Last week, EMA President Rob Underwood, along with EMA Convenience Store Committee members Jonathan Tang (Ira Philips, Inc., Gadsden, Alabama) and Brian Lohman (ASAP Energy; Weatherford, Oklahoma), met with the OMB to call on the Biden Administration to abandon the proposed menthol ban. The proposed menthol ban is currently under review by the OMB’s Office of Information and Regulatory Affairs (OIRA), the last step in the regulatory process before the rule can become final. EMA highlighted FDA’s failure to enforce its ban on flavored vapes which has led to a flood of illegal, disposable vapes manufactured in China and marketed to children. A menthol prohibition will drive legitimate transactions out of stores and into the illicit market, hurting small businesses and funding violent crime. There is no scientific evidence to support a nationwide public health policy that would treat menthol cigarettes differently than other cigarettes. EMA also highlighted the proposed menthol ban’s impact on small businesses across the country. Banning the use of menthol in cigarettes could also have a cascading effect on companies who supply fuel to independently owned and operated small business gas stations. Retailers may be unable to pay for their next load of fuel and pay for EV charging equipment unless they raise prices on in-store items and/or fuel due to the potential major revenue loss from a menthol flavor ban.

Additionally, EMA reiterated its Citizen Petition to the White House to drive more awareness and enforcement action against illegal vape products. A citizen petition is a way for individuals, members of a regulated industry, or consumer groups to petition FDA to issue, amend, or revoke a regulation, or to take other administrative action. The purpose of submitting a petition in this instance is to ask FDA to publish a list of deemed tobacco products by brand that may and may not be sold to help retailers comply with tobacco sales laws. A published list would reduce confusion and uncertainty in the marketplace while also assisting FDA’s enforcement efforts. The delays and uncertainty have a very real impact on the daily lives of American entrepreneurs including EMA’s member companies who require predictability and transparency to operate. EMA’s member companies and other retailers are well positioned to aid in the fight against illegal and dangerous products by keeping them off their shelves, but the ability to do so requires clear and rational regulatory framework, with changes communicated consistently and transparently.
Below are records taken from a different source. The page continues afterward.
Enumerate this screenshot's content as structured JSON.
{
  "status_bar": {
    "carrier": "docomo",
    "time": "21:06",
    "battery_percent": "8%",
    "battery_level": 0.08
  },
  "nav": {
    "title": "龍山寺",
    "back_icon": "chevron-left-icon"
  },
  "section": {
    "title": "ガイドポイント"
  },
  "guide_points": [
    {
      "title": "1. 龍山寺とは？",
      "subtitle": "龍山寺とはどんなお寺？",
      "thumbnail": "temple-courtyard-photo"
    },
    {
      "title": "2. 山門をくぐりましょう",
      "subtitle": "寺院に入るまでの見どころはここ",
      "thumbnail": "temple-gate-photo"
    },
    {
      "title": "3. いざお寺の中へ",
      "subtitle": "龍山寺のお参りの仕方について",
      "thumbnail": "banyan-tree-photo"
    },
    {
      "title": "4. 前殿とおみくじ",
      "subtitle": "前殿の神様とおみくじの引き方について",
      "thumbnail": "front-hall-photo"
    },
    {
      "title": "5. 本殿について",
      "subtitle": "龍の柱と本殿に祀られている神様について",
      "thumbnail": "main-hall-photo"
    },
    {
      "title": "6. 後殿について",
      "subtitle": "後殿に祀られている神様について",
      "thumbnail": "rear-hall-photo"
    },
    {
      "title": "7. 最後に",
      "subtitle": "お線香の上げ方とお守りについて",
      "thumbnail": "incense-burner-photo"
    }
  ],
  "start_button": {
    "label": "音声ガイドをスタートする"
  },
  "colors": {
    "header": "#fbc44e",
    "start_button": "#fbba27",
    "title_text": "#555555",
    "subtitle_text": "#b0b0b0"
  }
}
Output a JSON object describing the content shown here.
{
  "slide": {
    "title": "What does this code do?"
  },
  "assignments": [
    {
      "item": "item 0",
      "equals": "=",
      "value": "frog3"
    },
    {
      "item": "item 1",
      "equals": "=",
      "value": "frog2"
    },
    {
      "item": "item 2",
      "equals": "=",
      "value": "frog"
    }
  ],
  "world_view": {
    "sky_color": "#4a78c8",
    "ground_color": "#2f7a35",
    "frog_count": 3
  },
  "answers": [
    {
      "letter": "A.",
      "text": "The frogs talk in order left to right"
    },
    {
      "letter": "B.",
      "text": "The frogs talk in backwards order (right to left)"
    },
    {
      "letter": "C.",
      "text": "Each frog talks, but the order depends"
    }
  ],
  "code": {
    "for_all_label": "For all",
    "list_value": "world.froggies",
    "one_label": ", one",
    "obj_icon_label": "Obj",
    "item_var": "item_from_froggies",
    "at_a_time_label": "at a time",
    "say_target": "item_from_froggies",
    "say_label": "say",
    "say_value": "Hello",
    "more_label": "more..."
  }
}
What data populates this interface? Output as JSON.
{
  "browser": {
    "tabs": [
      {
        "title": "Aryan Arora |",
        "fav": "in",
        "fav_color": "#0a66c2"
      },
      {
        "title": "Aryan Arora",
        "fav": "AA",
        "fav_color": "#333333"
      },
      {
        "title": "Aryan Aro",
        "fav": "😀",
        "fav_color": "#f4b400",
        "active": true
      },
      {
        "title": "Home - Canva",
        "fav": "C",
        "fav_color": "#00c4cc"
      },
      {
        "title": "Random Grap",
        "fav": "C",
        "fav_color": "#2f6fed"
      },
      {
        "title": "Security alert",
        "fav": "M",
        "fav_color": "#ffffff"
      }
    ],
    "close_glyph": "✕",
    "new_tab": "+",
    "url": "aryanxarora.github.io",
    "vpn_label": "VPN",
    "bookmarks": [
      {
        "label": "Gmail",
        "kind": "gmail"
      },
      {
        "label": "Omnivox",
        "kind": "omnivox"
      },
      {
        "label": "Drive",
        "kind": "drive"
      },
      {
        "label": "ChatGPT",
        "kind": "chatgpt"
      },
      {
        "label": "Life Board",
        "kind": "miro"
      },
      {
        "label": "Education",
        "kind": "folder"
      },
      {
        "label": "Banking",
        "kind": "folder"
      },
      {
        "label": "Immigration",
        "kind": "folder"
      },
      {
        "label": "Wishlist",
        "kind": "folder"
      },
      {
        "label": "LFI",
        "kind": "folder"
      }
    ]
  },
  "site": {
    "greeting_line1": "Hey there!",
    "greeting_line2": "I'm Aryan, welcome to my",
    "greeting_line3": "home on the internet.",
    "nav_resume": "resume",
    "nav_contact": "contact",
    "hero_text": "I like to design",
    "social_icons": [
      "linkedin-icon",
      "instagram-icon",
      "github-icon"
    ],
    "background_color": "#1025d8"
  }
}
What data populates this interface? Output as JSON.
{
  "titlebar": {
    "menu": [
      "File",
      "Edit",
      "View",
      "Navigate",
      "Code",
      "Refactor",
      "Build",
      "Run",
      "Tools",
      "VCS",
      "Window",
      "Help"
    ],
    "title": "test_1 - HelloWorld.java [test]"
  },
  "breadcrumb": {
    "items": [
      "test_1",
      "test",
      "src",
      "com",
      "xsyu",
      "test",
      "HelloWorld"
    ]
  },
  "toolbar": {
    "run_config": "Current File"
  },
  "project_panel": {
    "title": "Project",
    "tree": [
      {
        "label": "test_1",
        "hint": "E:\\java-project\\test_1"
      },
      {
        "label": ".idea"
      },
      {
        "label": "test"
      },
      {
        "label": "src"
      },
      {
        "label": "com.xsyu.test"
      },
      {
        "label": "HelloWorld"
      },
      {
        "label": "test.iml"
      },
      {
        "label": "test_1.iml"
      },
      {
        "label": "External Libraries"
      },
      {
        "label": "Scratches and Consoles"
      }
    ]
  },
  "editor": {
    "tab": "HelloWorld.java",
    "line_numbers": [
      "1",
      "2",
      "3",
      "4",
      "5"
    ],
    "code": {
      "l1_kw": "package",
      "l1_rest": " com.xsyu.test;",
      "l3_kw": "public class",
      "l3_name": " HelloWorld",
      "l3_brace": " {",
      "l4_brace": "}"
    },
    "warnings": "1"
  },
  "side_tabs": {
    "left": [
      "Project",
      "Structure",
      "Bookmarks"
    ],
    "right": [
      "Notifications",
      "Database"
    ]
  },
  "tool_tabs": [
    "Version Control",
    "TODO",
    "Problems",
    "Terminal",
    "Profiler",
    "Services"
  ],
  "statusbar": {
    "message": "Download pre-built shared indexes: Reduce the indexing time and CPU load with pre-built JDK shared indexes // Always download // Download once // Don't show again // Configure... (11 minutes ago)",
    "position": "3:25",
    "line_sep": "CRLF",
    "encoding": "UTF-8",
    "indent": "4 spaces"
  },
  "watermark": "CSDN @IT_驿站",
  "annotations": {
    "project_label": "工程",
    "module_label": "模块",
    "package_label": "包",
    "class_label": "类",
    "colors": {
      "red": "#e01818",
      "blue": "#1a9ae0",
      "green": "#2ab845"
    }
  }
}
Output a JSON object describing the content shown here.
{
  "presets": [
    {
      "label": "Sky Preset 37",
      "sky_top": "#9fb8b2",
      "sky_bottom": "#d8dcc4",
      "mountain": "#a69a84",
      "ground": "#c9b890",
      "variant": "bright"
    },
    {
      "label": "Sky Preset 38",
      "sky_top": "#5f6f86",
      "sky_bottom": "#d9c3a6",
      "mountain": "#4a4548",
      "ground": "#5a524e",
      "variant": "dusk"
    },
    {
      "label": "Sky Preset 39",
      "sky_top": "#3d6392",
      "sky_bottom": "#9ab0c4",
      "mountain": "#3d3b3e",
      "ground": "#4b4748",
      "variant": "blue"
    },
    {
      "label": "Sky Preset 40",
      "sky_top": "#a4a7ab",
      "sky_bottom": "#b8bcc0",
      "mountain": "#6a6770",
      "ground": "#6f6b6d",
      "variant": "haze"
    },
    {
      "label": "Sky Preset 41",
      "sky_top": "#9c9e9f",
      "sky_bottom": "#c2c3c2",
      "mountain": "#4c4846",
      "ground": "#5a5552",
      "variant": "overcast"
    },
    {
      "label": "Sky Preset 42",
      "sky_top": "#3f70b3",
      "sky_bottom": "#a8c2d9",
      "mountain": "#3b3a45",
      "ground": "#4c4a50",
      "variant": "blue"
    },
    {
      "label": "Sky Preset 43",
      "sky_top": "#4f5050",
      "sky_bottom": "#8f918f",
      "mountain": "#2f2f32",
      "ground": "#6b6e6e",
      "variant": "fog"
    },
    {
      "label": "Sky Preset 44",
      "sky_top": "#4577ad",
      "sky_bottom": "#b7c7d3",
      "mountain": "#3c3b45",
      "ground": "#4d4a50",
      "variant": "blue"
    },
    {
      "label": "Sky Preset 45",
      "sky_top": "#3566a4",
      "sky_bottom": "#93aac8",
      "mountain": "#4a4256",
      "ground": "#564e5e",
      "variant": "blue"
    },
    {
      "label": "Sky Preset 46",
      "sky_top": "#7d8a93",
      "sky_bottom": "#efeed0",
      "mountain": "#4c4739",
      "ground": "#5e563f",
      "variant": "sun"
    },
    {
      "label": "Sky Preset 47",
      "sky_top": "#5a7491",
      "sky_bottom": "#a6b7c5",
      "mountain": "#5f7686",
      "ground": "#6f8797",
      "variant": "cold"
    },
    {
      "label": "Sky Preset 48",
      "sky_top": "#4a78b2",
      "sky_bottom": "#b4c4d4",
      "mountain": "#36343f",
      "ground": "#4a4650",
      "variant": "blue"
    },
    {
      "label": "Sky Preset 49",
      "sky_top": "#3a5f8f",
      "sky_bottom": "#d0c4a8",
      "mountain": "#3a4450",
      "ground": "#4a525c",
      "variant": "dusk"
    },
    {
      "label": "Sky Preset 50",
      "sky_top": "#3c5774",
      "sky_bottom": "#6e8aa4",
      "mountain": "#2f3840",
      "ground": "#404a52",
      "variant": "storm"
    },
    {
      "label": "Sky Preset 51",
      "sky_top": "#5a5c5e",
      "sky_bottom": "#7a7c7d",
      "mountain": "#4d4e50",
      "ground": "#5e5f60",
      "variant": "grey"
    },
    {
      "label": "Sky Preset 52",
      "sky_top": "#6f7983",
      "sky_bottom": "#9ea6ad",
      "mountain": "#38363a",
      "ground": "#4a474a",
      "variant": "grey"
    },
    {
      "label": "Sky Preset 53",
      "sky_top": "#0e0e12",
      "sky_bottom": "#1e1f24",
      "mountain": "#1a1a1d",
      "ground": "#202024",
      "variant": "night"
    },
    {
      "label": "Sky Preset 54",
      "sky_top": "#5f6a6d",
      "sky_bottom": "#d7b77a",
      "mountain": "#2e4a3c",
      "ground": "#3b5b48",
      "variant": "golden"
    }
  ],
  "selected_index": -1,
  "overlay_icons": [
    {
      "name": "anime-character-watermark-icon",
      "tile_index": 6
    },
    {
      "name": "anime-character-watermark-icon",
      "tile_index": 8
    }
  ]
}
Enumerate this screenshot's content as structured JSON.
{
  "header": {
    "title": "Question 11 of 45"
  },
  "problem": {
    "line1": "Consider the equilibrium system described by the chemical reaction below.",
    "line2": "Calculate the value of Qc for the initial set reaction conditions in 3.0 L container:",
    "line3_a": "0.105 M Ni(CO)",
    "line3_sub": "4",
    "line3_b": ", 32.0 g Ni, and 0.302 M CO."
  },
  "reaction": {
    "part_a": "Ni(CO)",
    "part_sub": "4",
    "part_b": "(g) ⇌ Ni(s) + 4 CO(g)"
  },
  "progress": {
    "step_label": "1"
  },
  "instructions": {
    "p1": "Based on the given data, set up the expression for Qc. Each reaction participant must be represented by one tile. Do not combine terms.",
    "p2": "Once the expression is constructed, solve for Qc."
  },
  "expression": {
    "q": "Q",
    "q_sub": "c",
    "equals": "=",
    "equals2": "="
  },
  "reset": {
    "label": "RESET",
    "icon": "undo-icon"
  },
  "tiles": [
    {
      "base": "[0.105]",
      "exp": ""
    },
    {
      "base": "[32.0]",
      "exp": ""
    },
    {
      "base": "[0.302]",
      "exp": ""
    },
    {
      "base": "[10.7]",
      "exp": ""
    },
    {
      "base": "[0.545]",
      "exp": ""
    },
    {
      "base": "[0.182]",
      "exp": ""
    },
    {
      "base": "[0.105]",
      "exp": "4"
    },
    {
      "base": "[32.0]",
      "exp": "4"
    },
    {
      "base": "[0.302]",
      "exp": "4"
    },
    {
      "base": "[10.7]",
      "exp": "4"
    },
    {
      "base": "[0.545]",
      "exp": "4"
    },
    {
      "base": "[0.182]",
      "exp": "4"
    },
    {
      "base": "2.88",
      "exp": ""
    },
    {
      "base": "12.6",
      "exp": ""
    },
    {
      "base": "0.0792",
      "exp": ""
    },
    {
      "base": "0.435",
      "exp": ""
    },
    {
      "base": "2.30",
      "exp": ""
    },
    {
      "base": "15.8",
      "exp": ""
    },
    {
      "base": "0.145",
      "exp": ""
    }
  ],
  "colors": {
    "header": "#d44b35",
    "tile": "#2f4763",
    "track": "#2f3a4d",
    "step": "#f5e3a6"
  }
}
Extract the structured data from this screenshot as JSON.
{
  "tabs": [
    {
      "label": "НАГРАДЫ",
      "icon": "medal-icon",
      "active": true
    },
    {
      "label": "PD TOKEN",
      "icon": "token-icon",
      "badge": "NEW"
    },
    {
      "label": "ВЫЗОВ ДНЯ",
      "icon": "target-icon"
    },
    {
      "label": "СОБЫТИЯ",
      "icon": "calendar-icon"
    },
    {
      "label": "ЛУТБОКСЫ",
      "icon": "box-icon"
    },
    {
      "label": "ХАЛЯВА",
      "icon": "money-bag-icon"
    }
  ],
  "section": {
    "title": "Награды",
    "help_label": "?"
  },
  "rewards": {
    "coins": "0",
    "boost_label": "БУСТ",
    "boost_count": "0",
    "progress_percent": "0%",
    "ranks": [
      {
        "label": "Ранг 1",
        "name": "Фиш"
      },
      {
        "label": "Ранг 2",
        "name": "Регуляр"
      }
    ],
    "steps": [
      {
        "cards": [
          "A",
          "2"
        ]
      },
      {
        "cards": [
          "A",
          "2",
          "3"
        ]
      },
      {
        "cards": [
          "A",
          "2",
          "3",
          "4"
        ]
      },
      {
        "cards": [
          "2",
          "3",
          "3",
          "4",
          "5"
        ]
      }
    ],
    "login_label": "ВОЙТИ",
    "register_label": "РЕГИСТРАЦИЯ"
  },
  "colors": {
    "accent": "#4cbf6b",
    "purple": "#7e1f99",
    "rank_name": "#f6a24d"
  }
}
Meanwhile, the House Small Business Committee sent a letter to the OMB/OIRA regarding the proposed menthol ban urging them to consider both the significant economic impacts on small entities and the fueling of illicit markets that would result from implementation of the proposed rule. According to NACS, the proposed rule would cause a single convenience store to lose $72,285 a year in non-tobacco sundry sales (nearly 4 percent of inside sales) on top of the $160,107 lost due to the reduction in sales of tobacco products. Small operators in the convenience industry would collectively lose $2.16 billion in sales, representing $232,392 in lost sales per store. Click here to read the letter.